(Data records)
:::::
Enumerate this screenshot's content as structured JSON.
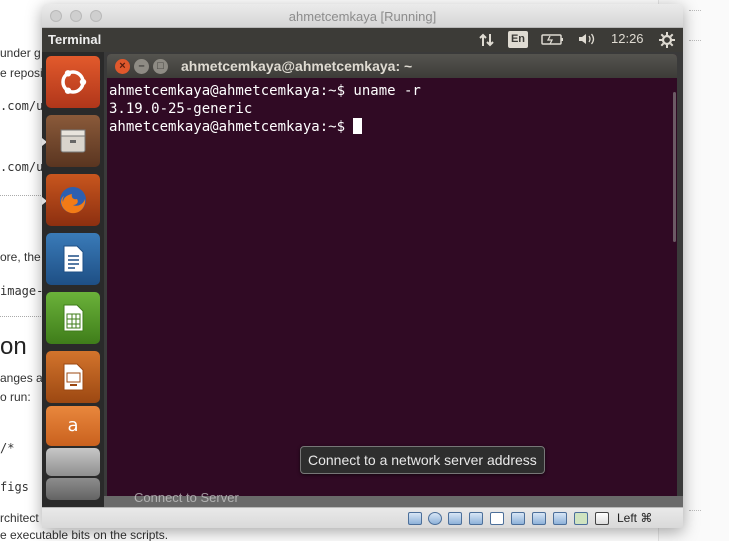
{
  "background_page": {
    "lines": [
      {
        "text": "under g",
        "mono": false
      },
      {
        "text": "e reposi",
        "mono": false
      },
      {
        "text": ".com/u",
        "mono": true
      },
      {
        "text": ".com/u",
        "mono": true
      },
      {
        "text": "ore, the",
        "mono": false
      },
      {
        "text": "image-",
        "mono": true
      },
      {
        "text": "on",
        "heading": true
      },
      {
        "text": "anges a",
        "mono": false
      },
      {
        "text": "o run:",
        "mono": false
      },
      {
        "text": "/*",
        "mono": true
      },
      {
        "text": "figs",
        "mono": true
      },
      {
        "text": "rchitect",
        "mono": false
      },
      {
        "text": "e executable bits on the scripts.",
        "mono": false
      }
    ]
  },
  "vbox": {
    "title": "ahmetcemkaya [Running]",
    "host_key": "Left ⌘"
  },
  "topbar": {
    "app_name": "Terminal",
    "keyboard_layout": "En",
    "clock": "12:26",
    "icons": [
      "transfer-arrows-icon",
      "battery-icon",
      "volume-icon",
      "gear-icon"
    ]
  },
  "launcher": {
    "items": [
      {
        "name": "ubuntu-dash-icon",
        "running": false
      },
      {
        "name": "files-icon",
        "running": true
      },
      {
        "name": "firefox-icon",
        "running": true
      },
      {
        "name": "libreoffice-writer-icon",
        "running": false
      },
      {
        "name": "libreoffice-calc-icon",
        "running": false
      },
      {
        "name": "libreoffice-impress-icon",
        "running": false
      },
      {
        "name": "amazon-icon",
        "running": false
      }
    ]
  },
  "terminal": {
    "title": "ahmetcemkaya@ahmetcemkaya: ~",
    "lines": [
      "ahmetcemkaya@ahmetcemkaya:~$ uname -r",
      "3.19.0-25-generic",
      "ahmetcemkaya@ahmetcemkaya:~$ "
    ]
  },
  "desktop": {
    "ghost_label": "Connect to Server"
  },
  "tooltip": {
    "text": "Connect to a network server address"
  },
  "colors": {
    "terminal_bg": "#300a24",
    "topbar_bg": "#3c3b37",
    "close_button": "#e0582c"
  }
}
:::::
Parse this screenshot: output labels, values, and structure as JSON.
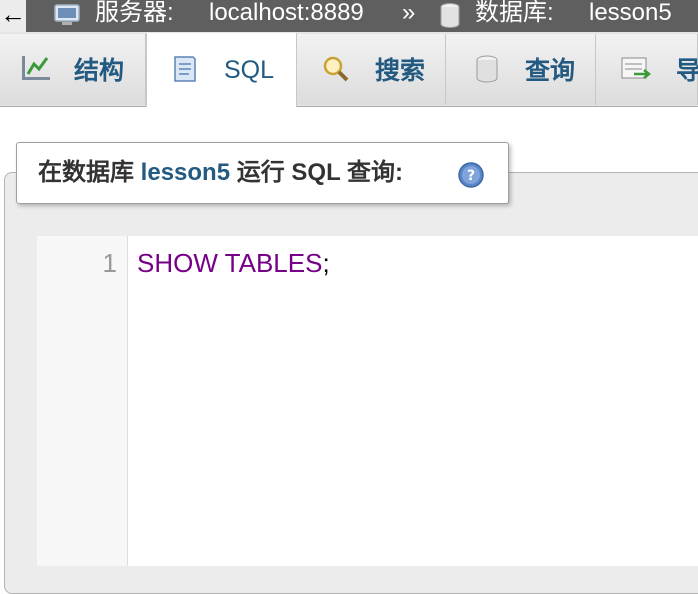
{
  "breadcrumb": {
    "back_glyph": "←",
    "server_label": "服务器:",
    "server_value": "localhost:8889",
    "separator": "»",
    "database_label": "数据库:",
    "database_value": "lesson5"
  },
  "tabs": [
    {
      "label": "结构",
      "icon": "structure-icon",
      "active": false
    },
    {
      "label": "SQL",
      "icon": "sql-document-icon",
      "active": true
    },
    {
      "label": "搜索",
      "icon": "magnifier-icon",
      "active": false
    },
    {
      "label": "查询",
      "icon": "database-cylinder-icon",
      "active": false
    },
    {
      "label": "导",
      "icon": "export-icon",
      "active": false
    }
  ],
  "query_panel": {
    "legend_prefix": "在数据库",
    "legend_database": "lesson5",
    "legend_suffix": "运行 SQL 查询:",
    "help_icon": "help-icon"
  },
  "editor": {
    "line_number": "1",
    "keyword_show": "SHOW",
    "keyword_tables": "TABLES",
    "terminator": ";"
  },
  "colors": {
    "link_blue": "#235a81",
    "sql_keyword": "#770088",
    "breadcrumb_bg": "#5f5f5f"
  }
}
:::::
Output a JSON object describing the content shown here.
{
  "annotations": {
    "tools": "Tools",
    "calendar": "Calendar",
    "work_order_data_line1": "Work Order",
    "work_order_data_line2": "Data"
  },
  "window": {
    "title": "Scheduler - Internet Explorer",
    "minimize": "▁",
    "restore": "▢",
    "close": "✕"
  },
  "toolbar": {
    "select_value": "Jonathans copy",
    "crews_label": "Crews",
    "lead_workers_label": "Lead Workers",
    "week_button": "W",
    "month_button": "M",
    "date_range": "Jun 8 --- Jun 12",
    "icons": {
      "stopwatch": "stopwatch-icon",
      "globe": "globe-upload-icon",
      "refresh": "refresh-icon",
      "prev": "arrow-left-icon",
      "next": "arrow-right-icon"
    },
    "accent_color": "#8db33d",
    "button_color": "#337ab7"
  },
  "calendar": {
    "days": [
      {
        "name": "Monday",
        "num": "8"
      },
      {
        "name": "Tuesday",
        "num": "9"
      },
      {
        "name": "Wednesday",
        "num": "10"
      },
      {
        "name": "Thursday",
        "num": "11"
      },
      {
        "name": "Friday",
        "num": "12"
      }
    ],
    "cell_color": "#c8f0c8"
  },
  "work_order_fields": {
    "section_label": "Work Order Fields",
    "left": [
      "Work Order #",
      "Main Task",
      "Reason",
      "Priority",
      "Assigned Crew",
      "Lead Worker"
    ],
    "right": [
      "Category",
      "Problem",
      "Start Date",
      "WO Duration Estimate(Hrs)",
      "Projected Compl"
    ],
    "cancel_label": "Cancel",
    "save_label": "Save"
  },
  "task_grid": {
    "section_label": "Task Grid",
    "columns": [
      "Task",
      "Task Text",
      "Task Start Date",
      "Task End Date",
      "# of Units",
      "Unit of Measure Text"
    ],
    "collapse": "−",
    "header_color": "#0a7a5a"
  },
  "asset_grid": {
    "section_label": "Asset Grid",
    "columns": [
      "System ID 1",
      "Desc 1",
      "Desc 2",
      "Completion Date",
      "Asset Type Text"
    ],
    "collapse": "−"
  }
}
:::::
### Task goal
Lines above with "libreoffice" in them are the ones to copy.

### Written answer
        "name": "libreoffice-writer-icon",
        "name": "libreoffice-calc-icon",
        "name": "libreoffice-impress-icon",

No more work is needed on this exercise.